------ DATA SUPPLIED
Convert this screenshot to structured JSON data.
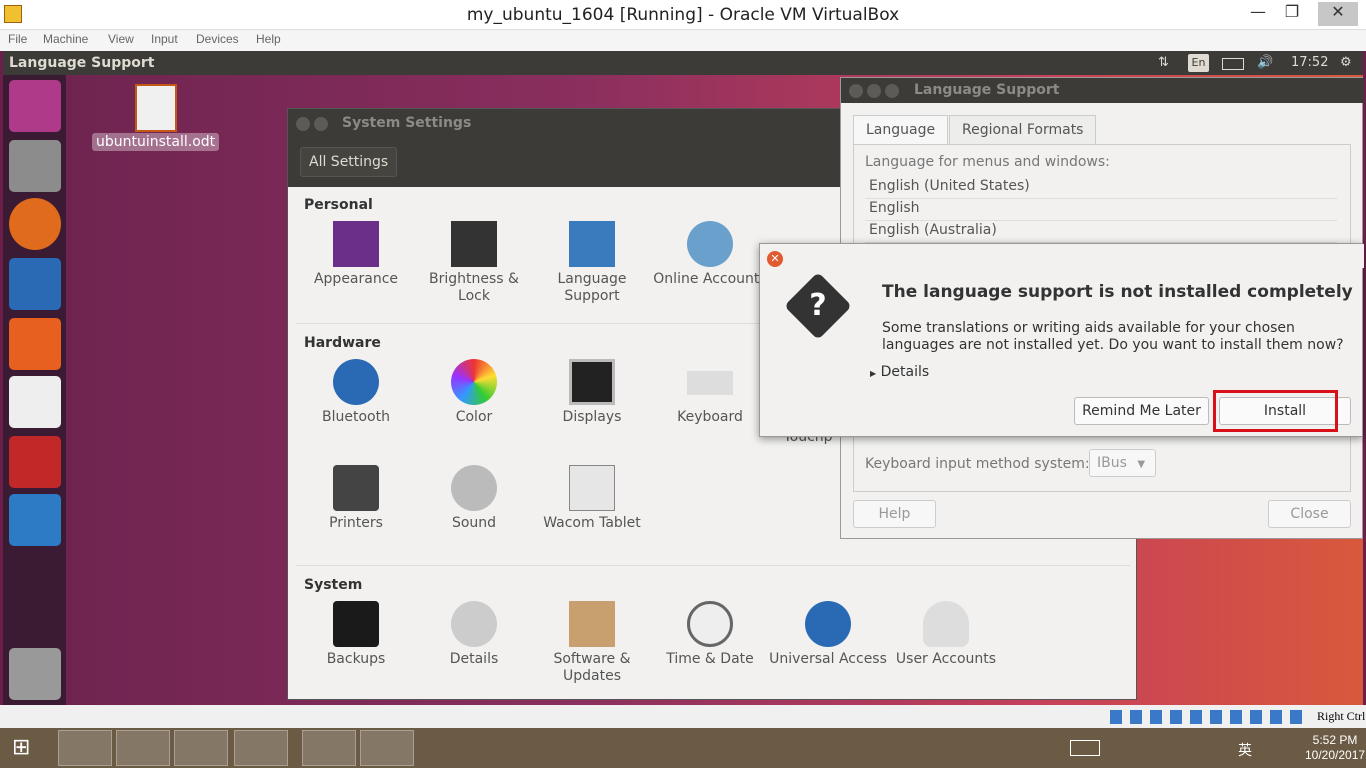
{
  "host": {
    "title": "my_ubuntu_1604 [Running] - Oracle VM VirtualBox",
    "menu": [
      "File",
      "Machine",
      "View",
      "Input",
      "Devices",
      "Help"
    ],
    "window_controls": {
      "minimize": "—",
      "maximize": "❐",
      "close": "✕"
    },
    "status_keyboard": "Right Ctrl",
    "clock_time": "5:52 PM",
    "clock_date": "10/20/2017",
    "ime": "英"
  },
  "panel": {
    "title": "Language Support",
    "lang": "En",
    "time": "17:52",
    "icons": [
      "network-icon",
      "battery-icon",
      "volume-icon",
      "gear-icon"
    ]
  },
  "desktop": {
    "file": "ubuntuinstall.odt"
  },
  "sys": {
    "title": "System Settings",
    "all_settings": "All Settings",
    "personal": "Personal",
    "hardware": "Hardware",
    "system": "System",
    "personal_items": [
      "Appearance",
      "Brightness & Lock",
      "Language Support",
      "Online Accounts"
    ],
    "hardware_items": [
      "Bluetooth",
      "Color",
      "Displays",
      "Keyboard"
    ],
    "hardware2_items": [
      "Printers",
      "Sound",
      "Wacom Tablet"
    ],
    "system_items": [
      "Backups",
      "Details",
      "Software & Updates",
      "Time & Date",
      "Universal Access",
      "User Accounts"
    ],
    "partial": "Touchp"
  },
  "lang": {
    "title": "Language Support",
    "tab_language": "Language",
    "tab_regional": "Regional Formats",
    "menus_label": "Language for menus and windows:",
    "languages": [
      "English (United States)",
      "English",
      "English (Australia)"
    ],
    "input_label": "Keyboard input method system:",
    "input_value": "IBus",
    "help": "Help",
    "close": "Close"
  },
  "dialog": {
    "heading": "The language support is not installed completely",
    "message": "Some translations or writing aids available for your chosen languages are not installed yet. Do you want to install them now?",
    "details": "Details",
    "remind": "Remind Me Later",
    "install": "Install"
  },
  "colors": {
    "highlight": "#d8101a",
    "panel": "#3c3b37",
    "ubuntu_orange": "#e25a30"
  }
}
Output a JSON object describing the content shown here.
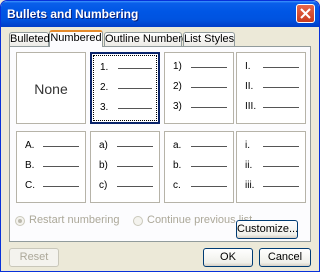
{
  "window": {
    "title": "Bullets and Numbering"
  },
  "tabs": [
    {
      "label": "Bulleted"
    },
    {
      "label": "Numbered"
    },
    {
      "label": "Outline Numbered"
    },
    {
      "label": "List Styles"
    }
  ],
  "active_tab": "Numbered",
  "gallery": {
    "none_label": "None",
    "styles": [
      {
        "markers": []
      },
      {
        "markers": [
          "1.",
          "2.",
          "3."
        ]
      },
      {
        "markers": [
          "1)",
          "2)",
          "3)"
        ]
      },
      {
        "markers": [
          "I.",
          "II.",
          "III."
        ]
      },
      {
        "markers": [
          "A.",
          "B.",
          "C."
        ]
      },
      {
        "markers": [
          "a)",
          "b)",
          "c)"
        ]
      },
      {
        "markers": [
          "a.",
          "b.",
          "c."
        ]
      },
      {
        "markers": [
          "i.",
          "ii.",
          "iii."
        ]
      }
    ],
    "selected_index": 1
  },
  "options": {
    "restart": "Restart numbering",
    "continue": "Continue previous list"
  },
  "buttons": {
    "customize": "Customize...",
    "reset": "Reset",
    "ok": "OK",
    "cancel": "Cancel"
  }
}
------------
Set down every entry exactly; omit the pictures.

> **SOLUTION BELOW**
Convert this screenshot to structured JSON data.
{
  "host": {
    "title": "my_ubuntu_1604 [Running] - Oracle VM VirtualBox",
    "menu": [
      "File",
      "Machine",
      "View",
      "Input",
      "Devices",
      "Help"
    ],
    "window_controls": {
      "minimize": "—",
      "maximize": "❐",
      "close": "✕"
    },
    "status_keyboard": "Right Ctrl",
    "clock_time": "5:52 PM",
    "clock_date": "10/20/2017",
    "ime": "英"
  },
  "panel": {
    "title": "Language Support",
    "lang": "En",
    "time": "17:52",
    "icons": [
      "network-icon",
      "battery-icon",
      "volume-icon",
      "gear-icon"
    ]
  },
  "desktop": {
    "file": "ubuntuinstall.odt"
  },
  "sys": {
    "title": "System Settings",
    "all_settings": "All Settings",
    "personal": "Personal",
    "hardware": "Hardware",
    "system": "System",
    "personal_items": [
      "Appearance",
      "Brightness & Lock",
      "Language Support",
      "Online Accounts"
    ],
    "hardware_items": [
      "Bluetooth",
      "Color",
      "Displays",
      "Keyboard"
    ],
    "hardware2_items": [
      "Printers",
      "Sound",
      "Wacom Tablet"
    ],
    "system_items": [
      "Backups",
      "Details",
      "Software & Updates",
      "Time & Date",
      "Universal Access",
      "User Accounts"
    ],
    "partial": "Touchp"
  },
  "lang": {
    "title": "Language Support",
    "tab_language": "Language",
    "tab_regional": "Regional Formats",
    "menus_label": "Language for menus and windows:",
    "languages": [
      "English (United States)",
      "English",
      "English (Australia)"
    ],
    "input_label": "Keyboard input method system:",
    "input_value": "IBus",
    "help": "Help",
    "close": "Close"
  },
  "dialog": {
    "heading": "The language support is not installed completely",
    "message": "Some translations or writing aids available for your chosen languages are not installed yet. Do you want to install them now?",
    "details": "Details",
    "remind": "Remind Me Later",
    "install": "Install"
  },
  "colors": {
    "highlight": "#d8101a",
    "panel": "#3c3b37",
    "ubuntu_orange": "#e25a30"
  }
}
Output a JSON object describing the content shown here.
{
  "window": {
    "title": "Bullets and Numbering"
  },
  "tabs": [
    {
      "label": "Bulleted"
    },
    {
      "label": "Numbered"
    },
    {
      "label": "Outline Numbered"
    },
    {
      "label": "List Styles"
    }
  ],
  "active_tab": "Numbered",
  "gallery": {
    "none_label": "None",
    "styles": [
      {
        "markers": []
      },
      {
        "markers": [
          "1.",
          "2.",
          "3."
        ]
      },
      {
        "markers": [
          "1)",
          "2)",
          "3)"
        ]
      },
      {
        "markers": [
          "I.",
          "II.",
          "III."
        ]
      },
      {
        "markers": [
          "A.",
          "B.",
          "C."
        ]
      },
      {
        "markers": [
          "a)",
          "b)",
          "c)"
        ]
      },
      {
        "markers": [
          "a.",
          "b.",
          "c."
        ]
      },
      {
        "markers": [
          "i.",
          "ii.",
          "iii."
        ]
      }
    ],
    "selected_index": 1
  },
  "options": {
    "restart": "Restart numbering",
    "continue": "Continue previous list"
  },
  "buttons": {
    "customize": "Customize...",
    "reset": "Reset",
    "ok": "OK",
    "cancel": "Cancel"
  }
}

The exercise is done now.